**Task brief**
All of the data must be output exactly, with every picture left out.

**Raw data**
>>>
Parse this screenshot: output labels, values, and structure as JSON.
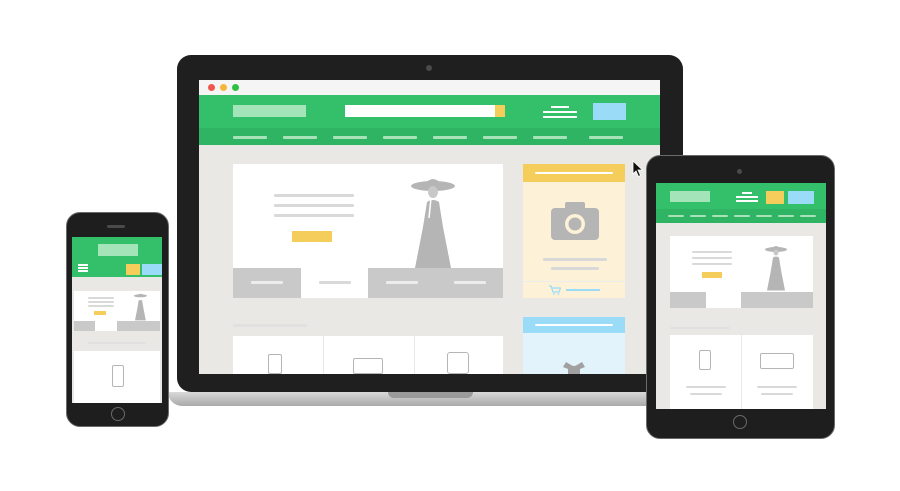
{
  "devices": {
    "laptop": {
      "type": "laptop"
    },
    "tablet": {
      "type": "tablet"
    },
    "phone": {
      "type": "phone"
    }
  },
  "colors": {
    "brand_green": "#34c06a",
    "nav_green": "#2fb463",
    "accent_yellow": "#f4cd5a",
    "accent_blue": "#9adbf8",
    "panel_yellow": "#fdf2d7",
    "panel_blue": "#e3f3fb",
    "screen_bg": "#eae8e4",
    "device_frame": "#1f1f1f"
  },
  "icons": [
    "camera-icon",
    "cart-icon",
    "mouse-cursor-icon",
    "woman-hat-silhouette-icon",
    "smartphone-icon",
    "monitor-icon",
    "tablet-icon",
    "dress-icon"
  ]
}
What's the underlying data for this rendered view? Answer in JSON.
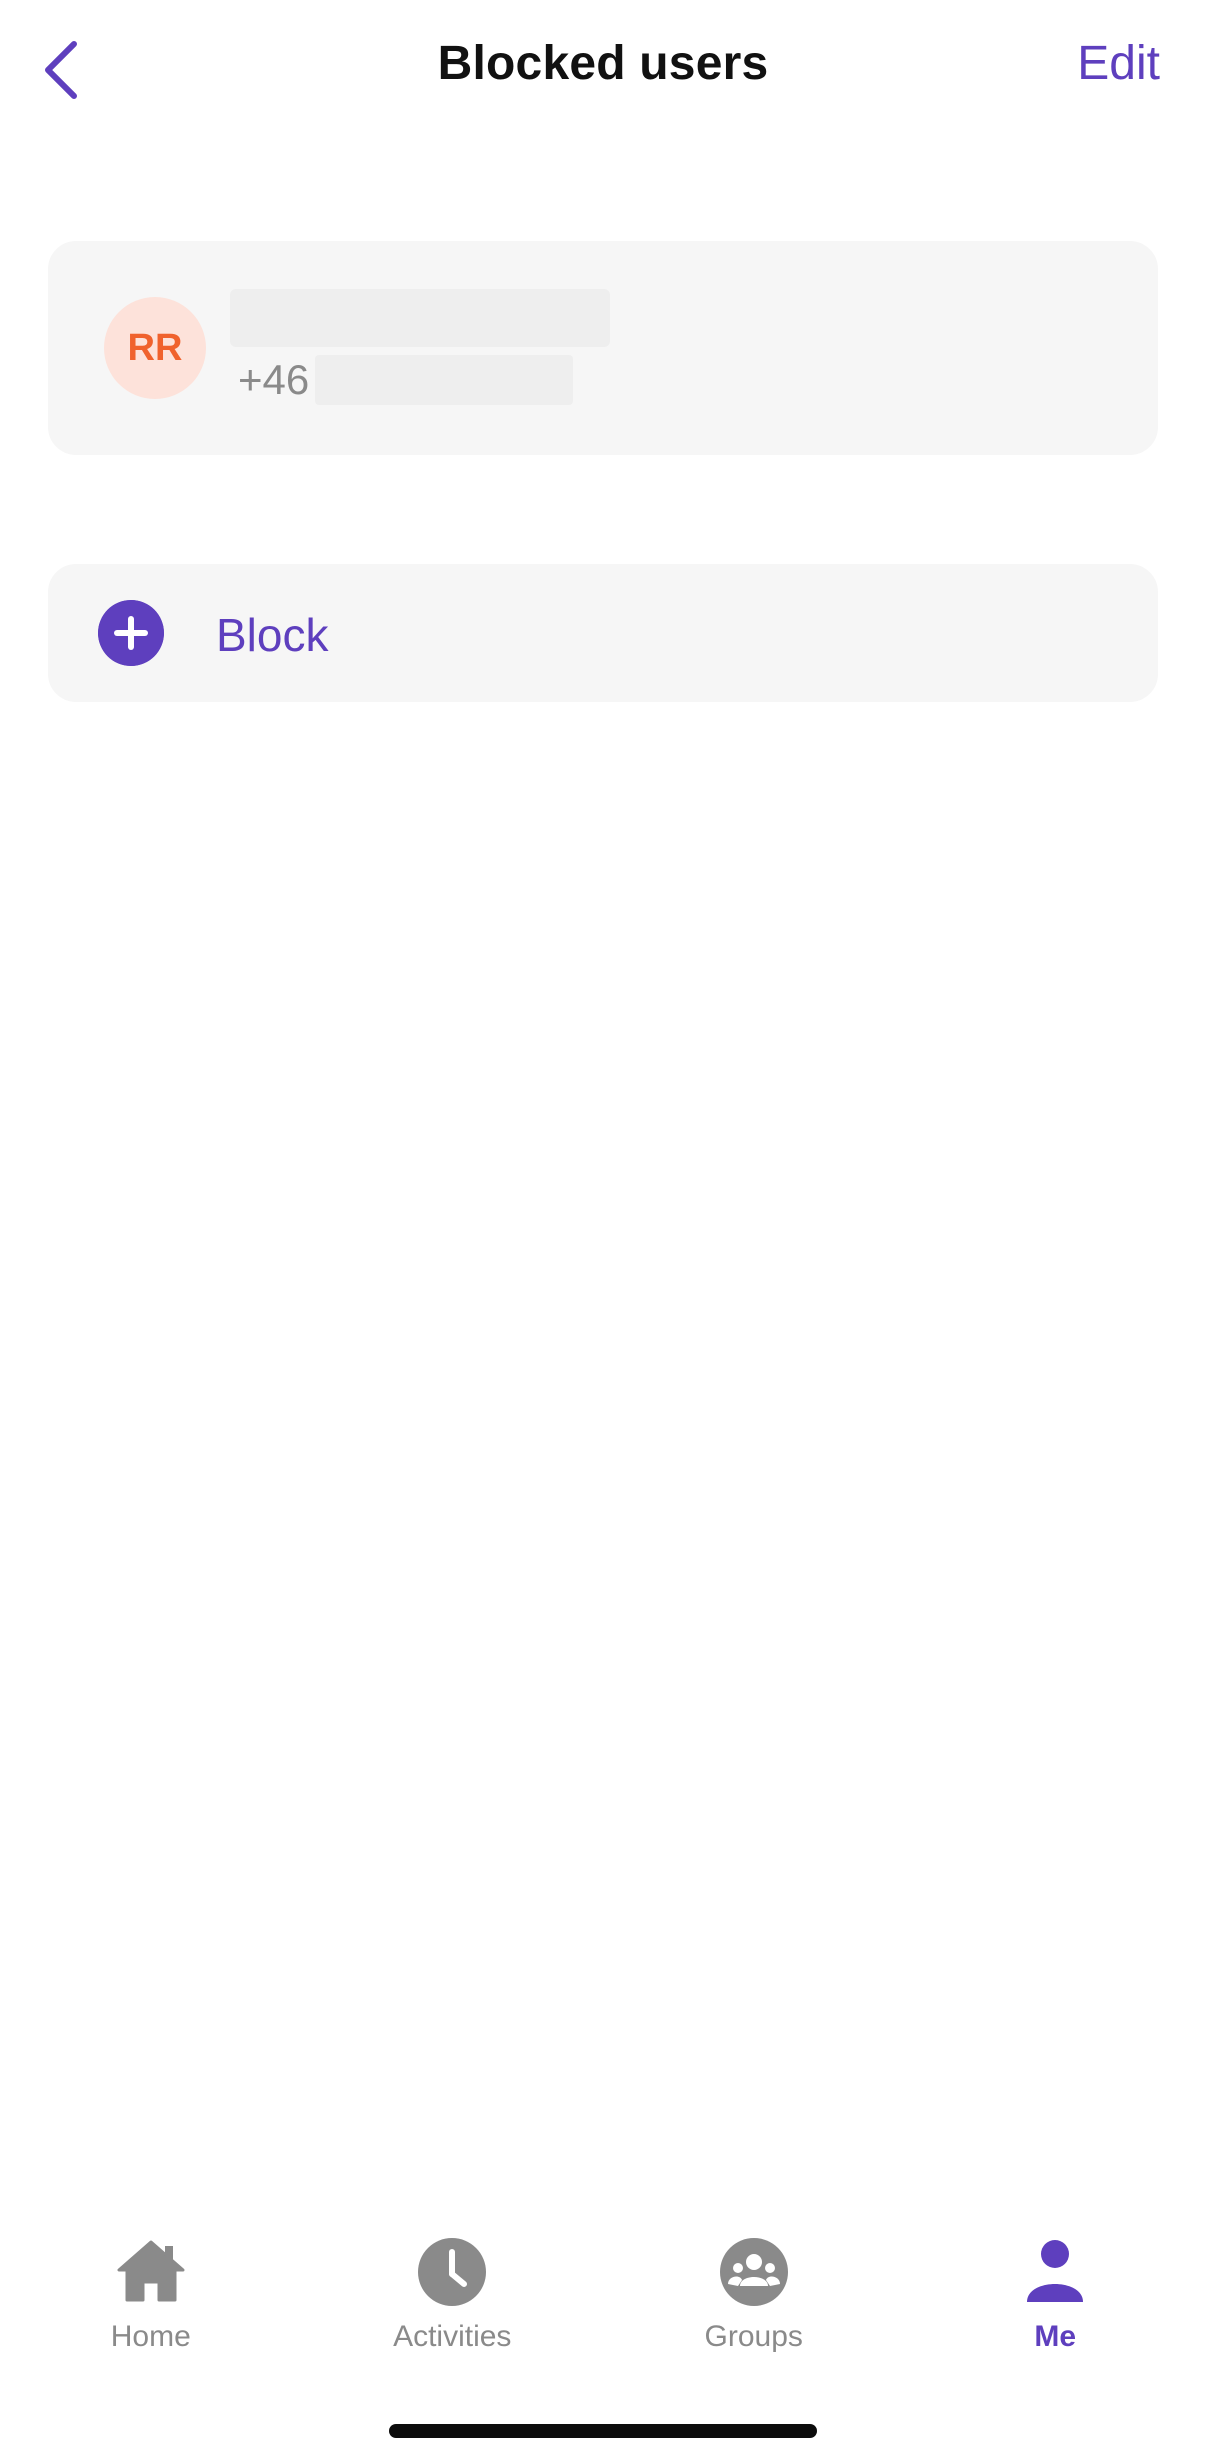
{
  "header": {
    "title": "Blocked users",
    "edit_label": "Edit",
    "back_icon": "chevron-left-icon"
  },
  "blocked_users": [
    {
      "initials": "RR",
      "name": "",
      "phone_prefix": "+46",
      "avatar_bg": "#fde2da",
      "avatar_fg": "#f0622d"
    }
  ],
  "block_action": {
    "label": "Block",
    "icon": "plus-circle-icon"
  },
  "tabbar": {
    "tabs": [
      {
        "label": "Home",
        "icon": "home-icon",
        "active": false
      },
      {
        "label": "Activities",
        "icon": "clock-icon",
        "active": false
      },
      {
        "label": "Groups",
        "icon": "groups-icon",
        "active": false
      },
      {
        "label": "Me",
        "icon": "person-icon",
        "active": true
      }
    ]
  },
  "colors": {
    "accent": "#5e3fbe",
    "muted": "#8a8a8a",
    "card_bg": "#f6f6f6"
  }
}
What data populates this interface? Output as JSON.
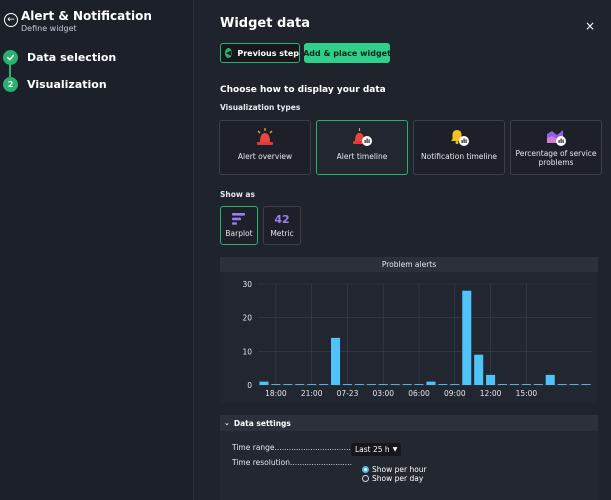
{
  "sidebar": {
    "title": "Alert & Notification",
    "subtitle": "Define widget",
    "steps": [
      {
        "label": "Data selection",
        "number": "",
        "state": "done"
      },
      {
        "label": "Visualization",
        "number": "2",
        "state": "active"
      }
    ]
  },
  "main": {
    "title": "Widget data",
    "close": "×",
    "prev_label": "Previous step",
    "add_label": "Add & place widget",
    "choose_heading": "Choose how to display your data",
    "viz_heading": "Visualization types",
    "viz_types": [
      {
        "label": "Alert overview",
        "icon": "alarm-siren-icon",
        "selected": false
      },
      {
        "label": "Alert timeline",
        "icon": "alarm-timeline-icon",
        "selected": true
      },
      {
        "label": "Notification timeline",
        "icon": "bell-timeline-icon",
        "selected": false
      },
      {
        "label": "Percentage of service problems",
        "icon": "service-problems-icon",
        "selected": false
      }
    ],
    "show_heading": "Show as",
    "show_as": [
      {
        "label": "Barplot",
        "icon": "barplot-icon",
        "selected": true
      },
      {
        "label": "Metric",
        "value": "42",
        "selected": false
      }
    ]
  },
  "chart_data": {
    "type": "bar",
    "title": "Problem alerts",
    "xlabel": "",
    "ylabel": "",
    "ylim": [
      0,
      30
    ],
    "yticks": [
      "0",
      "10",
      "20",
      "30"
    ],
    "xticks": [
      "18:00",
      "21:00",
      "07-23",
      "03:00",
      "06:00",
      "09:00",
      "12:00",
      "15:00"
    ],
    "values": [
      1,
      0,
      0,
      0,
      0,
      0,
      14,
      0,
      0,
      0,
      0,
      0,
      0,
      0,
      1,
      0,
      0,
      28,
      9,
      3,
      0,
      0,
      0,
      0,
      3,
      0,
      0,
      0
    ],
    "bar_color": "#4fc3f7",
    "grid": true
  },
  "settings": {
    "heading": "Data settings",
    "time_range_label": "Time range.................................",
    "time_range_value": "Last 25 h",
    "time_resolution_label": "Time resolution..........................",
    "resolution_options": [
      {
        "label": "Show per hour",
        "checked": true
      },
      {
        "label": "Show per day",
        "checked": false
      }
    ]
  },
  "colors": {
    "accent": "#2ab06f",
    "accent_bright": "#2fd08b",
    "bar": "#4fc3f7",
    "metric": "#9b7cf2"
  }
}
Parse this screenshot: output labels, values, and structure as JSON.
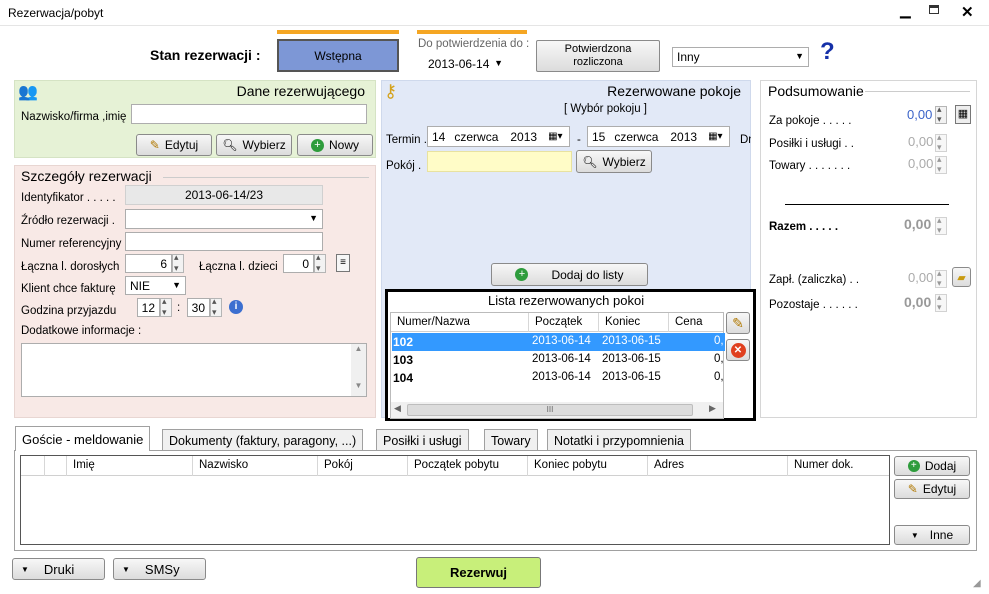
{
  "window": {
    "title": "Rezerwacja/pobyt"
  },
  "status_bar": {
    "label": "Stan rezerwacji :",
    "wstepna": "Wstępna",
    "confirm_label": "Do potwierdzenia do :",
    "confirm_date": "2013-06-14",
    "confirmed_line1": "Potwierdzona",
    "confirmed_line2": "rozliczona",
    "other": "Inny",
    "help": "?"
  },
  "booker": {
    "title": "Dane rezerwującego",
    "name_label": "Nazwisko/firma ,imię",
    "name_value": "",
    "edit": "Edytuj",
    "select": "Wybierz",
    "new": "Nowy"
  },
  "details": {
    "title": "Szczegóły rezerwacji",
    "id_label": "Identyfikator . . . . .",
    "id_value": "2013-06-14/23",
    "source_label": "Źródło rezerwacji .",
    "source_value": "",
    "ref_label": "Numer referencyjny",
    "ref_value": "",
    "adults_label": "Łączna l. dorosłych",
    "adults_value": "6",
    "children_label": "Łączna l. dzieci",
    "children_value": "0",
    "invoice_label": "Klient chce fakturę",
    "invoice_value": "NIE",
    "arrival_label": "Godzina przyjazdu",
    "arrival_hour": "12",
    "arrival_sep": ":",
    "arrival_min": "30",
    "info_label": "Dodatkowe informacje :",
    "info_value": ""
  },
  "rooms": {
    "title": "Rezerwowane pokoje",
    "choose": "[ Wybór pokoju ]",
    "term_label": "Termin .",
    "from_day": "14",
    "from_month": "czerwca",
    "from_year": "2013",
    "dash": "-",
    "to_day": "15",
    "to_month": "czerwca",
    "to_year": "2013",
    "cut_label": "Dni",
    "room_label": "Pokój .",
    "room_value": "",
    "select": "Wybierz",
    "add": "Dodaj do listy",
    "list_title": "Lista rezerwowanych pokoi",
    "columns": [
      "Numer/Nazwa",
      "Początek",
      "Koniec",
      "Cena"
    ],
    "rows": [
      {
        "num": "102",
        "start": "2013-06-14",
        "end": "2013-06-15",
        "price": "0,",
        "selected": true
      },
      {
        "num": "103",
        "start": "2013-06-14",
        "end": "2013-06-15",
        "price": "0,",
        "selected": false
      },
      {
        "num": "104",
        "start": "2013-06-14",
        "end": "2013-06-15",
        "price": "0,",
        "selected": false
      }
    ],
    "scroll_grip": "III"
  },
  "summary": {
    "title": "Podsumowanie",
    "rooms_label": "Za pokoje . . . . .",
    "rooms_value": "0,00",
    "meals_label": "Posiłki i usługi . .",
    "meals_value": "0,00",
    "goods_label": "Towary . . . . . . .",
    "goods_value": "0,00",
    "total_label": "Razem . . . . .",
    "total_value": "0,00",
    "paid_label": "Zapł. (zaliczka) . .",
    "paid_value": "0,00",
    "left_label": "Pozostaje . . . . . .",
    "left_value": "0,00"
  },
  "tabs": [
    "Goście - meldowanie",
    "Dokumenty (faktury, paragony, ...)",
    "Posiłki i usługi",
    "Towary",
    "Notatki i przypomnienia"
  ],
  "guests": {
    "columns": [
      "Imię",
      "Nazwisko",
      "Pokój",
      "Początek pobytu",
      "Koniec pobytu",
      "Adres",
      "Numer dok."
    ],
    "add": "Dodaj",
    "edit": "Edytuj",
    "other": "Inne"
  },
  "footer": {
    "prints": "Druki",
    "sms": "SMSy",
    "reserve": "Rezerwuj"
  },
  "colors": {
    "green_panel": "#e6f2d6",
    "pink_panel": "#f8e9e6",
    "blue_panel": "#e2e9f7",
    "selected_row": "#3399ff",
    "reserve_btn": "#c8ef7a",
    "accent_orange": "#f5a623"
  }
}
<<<
**Exercise answer**
Parse this screenshot: output labels, values, and structure as JSON.
{
  "devices": {
    "laptop": {
      "type": "laptop"
    },
    "tablet": {
      "type": "tablet"
    },
    "phone": {
      "type": "phone"
    }
  },
  "colors": {
    "brand_green": "#34c06a",
    "nav_green": "#2fb463",
    "accent_yellow": "#f4cd5a",
    "accent_blue": "#9adbf8",
    "panel_yellow": "#fdf2d7",
    "panel_blue": "#e3f3fb",
    "screen_bg": "#eae8e4",
    "device_frame": "#1f1f1f"
  },
  "icons": [
    "camera-icon",
    "cart-icon",
    "mouse-cursor-icon",
    "woman-hat-silhouette-icon",
    "smartphone-icon",
    "monitor-icon",
    "tablet-icon",
    "dress-icon"
  ]
}
What's the underlying data for this rendered view? Answer in JSON.
{
  "header": {
    "title": "Blocked users",
    "edit_label": "Edit",
    "back_icon": "chevron-left-icon"
  },
  "blocked_users": [
    {
      "initials": "RR",
      "name": "",
      "phone_prefix": "+46",
      "avatar_bg": "#fde2da",
      "avatar_fg": "#f0622d"
    }
  ],
  "block_action": {
    "label": "Block",
    "icon": "plus-circle-icon"
  },
  "tabbar": {
    "tabs": [
      {
        "label": "Home",
        "icon": "home-icon",
        "active": false
      },
      {
        "label": "Activities",
        "icon": "clock-icon",
        "active": false
      },
      {
        "label": "Groups",
        "icon": "groups-icon",
        "active": false
      },
      {
        "label": "Me",
        "icon": "person-icon",
        "active": true
      }
    ]
  },
  "colors": {
    "accent": "#5e3fbe",
    "muted": "#8a8a8a",
    "card_bg": "#f6f6f6"
  }
}
What data populates this interface? Output as JSON.
{
  "sidebar": {
    "title": "Alert & Notification",
    "subtitle": "Define widget",
    "steps": [
      {
        "label": "Data selection",
        "number": "",
        "state": "done"
      },
      {
        "label": "Visualization",
        "number": "2",
        "state": "active"
      }
    ]
  },
  "main": {
    "title": "Widget data",
    "close": "×",
    "prev_label": "Previous step",
    "add_label": "Add & place widget",
    "choose_heading": "Choose how to display your data",
    "viz_heading": "Visualization types",
    "viz_types": [
      {
        "label": "Alert overview",
        "icon": "alarm-siren-icon",
        "selected": false
      },
      {
        "label": "Alert timeline",
        "icon": "alarm-timeline-icon",
        "selected": true
      },
      {
        "label": "Notification timeline",
        "icon": "bell-timeline-icon",
        "selected": false
      },
      {
        "label": "Percentage of service problems",
        "icon": "service-problems-icon",
        "selected": false
      }
    ],
    "show_heading": "Show as",
    "show_as": [
      {
        "label": "Barplot",
        "icon": "barplot-icon",
        "selected": true
      },
      {
        "label": "Metric",
        "value": "42",
        "selected": false
      }
    ]
  },
  "chart_data": {
    "type": "bar",
    "title": "Problem alerts",
    "xlabel": "",
    "ylabel": "",
    "ylim": [
      0,
      30
    ],
    "yticks": [
      "0",
      "10",
      "20",
      "30"
    ],
    "xticks": [
      "18:00",
      "21:00",
      "07-23",
      "03:00",
      "06:00",
      "09:00",
      "12:00",
      "15:00"
    ],
    "values": [
      1,
      0,
      0,
      0,
      0,
      0,
      14,
      0,
      0,
      0,
      0,
      0,
      0,
      0,
      1,
      0,
      0,
      28,
      9,
      3,
      0,
      0,
      0,
      0,
      3,
      0,
      0,
      0
    ],
    "bar_color": "#4fc3f7",
    "grid": true
  },
  "settings": {
    "heading": "Data settings",
    "time_range_label": "Time range.................................",
    "time_range_value": "Last 25 h",
    "time_resolution_label": "Time resolution..........................",
    "resolution_options": [
      {
        "label": "Show per hour",
        "checked": true
      },
      {
        "label": "Show per day",
        "checked": false
      }
    ]
  },
  "colors": {
    "accent": "#2ab06f",
    "accent_bright": "#2fd08b",
    "bar": "#4fc3f7",
    "metric": "#9b7cf2"
  }
}
Parse this screenshot: output labels, values, and structure as JSON.
{
  "window": {
    "title": "Rezerwacja/pobyt"
  },
  "status_bar": {
    "label": "Stan rezerwacji :",
    "wstepna": "Wstępna",
    "confirm_label": "Do potwierdzenia do :",
    "confirm_date": "2013-06-14",
    "confirmed_line1": "Potwierdzona",
    "confirmed_line2": "rozliczona",
    "other": "Inny",
    "help": "?"
  },
  "booker": {
    "title": "Dane rezerwującego",
    "name_label": "Nazwisko/firma ,imię",
    "name_value": "",
    "edit": "Edytuj",
    "select": "Wybierz",
    "new": "Nowy"
  },
  "details": {
    "title": "Szczegóły rezerwacji",
    "id_label": "Identyfikator . . . . .",
    "id_value": "2013-06-14/23",
    "source_label": "Źródło rezerwacji .",
    "source_value": "",
    "ref_label": "Numer referencyjny",
    "ref_value": "",
    "adults_label": "Łączna l. dorosłych",
    "adults_value": "6",
    "children_label": "Łączna l. dzieci",
    "children_value": "0",
    "invoice_label": "Klient chce fakturę",
    "invoice_value": "NIE",
    "arrival_label": "Godzina przyjazdu",
    "arrival_hour": "12",
    "arrival_sep": ":",
    "arrival_min": "30",
    "info_label": "Dodatkowe informacje :",
    "info_value": ""
  },
  "rooms": {
    "title": "Rezerwowane pokoje",
    "choose": "[ Wybór pokoju ]",
    "term_label": "Termin .",
    "from_day": "14",
    "from_month": "czerwca",
    "from_year": "2013",
    "dash": "-",
    "to_day": "15",
    "to_month": "czerwca",
    "to_year": "2013",
    "cut_label": "Dni",
    "room_label": "Pokój .",
    "room_value": "",
    "select": "Wybierz",
    "add": "Dodaj do listy",
    "list_title": "Lista rezerwowanych pokoi",
    "columns": [
      "Numer/Nazwa",
      "Początek",
      "Koniec",
      "Cena"
    ],
    "rows": [
      {
        "num": "102",
        "start": "2013-06-14",
        "end": "2013-06-15",
        "price": "0,",
        "selected": true
      },
      {
        "num": "103",
        "start": "2013-06-14",
        "end": "2013-06-15",
        "price": "0,",
        "selected": false
      },
      {
        "num": "104",
        "start": "2013-06-14",
        "end": "2013-06-15",
        "price": "0,",
        "selected": false
      }
    ],
    "scroll_grip": "III"
  },
  "summary": {
    "title": "Podsumowanie",
    "rooms_label": "Za pokoje . . . . .",
    "rooms_value": "0,00",
    "meals_label": "Posiłki i usługi . .",
    "meals_value": "0,00",
    "goods_label": "Towary . . . . . . .",
    "goods_value": "0,00",
    "total_label": "Razem . . . . .",
    "total_value": "0,00",
    "paid_label": "Zapł. (zaliczka) . .",
    "paid_value": "0,00",
    "left_label": "Pozostaje . . . . . .",
    "left_value": "0,00"
  },
  "tabs": [
    "Goście - meldowanie",
    "Dokumenty (faktury, paragony, ...)",
    "Posiłki i usługi",
    "Towary",
    "Notatki i przypomnienia"
  ],
  "guests": {
    "columns": [
      "Imię",
      "Nazwisko",
      "Pokój",
      "Początek pobytu",
      "Koniec pobytu",
      "Adres",
      "Numer dok."
    ],
    "add": "Dodaj",
    "edit": "Edytuj",
    "other": "Inne"
  },
  "footer": {
    "prints": "Druki",
    "sms": "SMSy",
    "reserve": "Rezerwuj"
  },
  "colors": {
    "green_panel": "#e6f2d6",
    "pink_panel": "#f8e9e6",
    "blue_panel": "#e2e9f7",
    "selected_row": "#3399ff",
    "reserve_btn": "#c8ef7a",
    "accent_orange": "#f5a623"
  }
}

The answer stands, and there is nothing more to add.